By Yao Nian
China's industrial profits in November grew by 9 percent compared with a year earlier and slower than the previous month, data from the National Bureau of Statistics (NBS) showed on Monday.
The growth slowed from the 24.6-percent gain reported in October, making the profits of China's major industrial firms to 805.96 billion yuan ($126.51 billion) in November.
From January to November, profits grew by 38 percent year on year to top 7.975 trillion yuan, slower than the 42.2-percent rise in the first 10 months of 2021, according to NBS. The growth has been slowing since the beginning of the year.
The country's efforts to cool soaring wholesale prices in November took cost pressures off downstream industries, but the curbs also weakened the contribution to overall profit growth from the mining and raw material sectors, according to Zhu Hong, a senior statistician at NBS.
"But cost pressures remain relatively large, and the improvement in profits for downstream sector needs to be further consolidated," Zhu said in a statement accompanying the data release.
In November, carmakers' profits fell by 6.4 percent year on year, while general equipment manufacturers saw theirs slip by 6.2 percent. Their profit declines narrowed 22.1 percentage points and 9.5 percentage points respectively, due to easing chip shortage and improving market demand, according to Zhu.

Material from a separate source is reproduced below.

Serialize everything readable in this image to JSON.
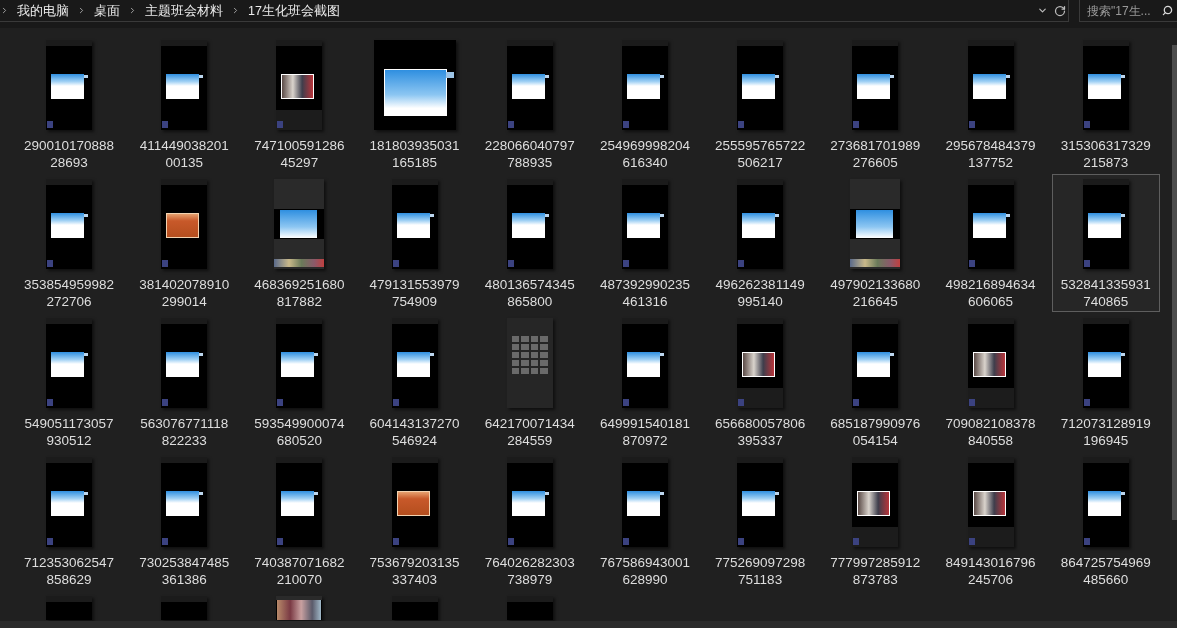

Meanwhile, 33 of the 41 industries saw increased profits, with IT and electronics manufacturing figures jumping by nearly 30 percent.
"The increase was [contributed] by sectors like clean energy, hi-tech and smart technology, which are better market oriented. They are the major driving force," said Liu Zhiqing, a senior research fellow of Chongyang Institute for Financial Studies at Renmin University of China.
Liu said the growth also lies in the sustainable macro policies that safeguards the development of the industrial sector.
This month, the People's Bank of China also cut the reserve requirement ratio for financial institutions and lowered the one-year benchmark lending rate to support economic growth.
(Yu Bokun and Wang Yizi contributed to this story.)